Keywords: Judicial Review, Federal Courts, Supreme Court, Legal History, Empirical Legal Studies, Jurisdiction, Appeals Courts and Judges, Constitutional law

Suggested Citation

Nash, Jonathan and Collins, Michael G., The Certificate of Division and the Early Supreme Court (February 5, 2020). 94 S. Cal. L. Rev. ____ (Forthcoming 2021)., Virginia Public Law and Legal Theory Research Paper No. 2020-13, Emory Legal Studies Research Paper No. 20-1, Available at SSRN: https://ssrn.com/abstract=3532666 or http://dx.doi.org/10.2139/ssrn.3532666

Jonathan Nash

Emory University School of Law ( email )

1301 Clifton Road
Atlanta, GA 30322
United States

Michael G. Collins (Contact Author)

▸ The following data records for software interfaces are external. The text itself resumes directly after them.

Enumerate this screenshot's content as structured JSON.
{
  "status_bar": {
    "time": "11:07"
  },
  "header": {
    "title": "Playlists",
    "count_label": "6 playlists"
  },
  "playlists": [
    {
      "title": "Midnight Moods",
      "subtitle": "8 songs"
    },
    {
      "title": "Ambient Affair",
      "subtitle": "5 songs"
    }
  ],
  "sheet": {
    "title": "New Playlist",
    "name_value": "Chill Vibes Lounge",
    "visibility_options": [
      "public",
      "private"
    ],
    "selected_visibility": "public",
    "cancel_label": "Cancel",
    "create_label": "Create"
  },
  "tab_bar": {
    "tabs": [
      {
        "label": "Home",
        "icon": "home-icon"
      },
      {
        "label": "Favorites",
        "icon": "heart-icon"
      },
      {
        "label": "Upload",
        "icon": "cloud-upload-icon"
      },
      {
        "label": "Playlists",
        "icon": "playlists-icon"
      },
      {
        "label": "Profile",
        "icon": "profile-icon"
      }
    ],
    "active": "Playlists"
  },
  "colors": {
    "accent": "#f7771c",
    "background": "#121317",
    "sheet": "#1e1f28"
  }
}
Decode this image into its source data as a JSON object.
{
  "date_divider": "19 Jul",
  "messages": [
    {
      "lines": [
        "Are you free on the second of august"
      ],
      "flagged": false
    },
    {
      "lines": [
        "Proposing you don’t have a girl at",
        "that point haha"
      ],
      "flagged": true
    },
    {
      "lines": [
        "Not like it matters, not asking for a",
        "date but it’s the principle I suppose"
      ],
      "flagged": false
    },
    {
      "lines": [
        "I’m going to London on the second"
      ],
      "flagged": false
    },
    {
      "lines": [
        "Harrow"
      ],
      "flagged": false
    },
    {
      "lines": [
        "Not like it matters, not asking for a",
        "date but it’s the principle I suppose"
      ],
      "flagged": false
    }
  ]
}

University of Virginia School of Law ( email )

580 Massie Road
Charlottesville, VA 22903
United States
434-243-2385 (Phone)

Here is the Coronavirus
related research on SSRN

Paper statistics

Downloads
99
Abstract Views
760
rank
296,853
PlumX Metrics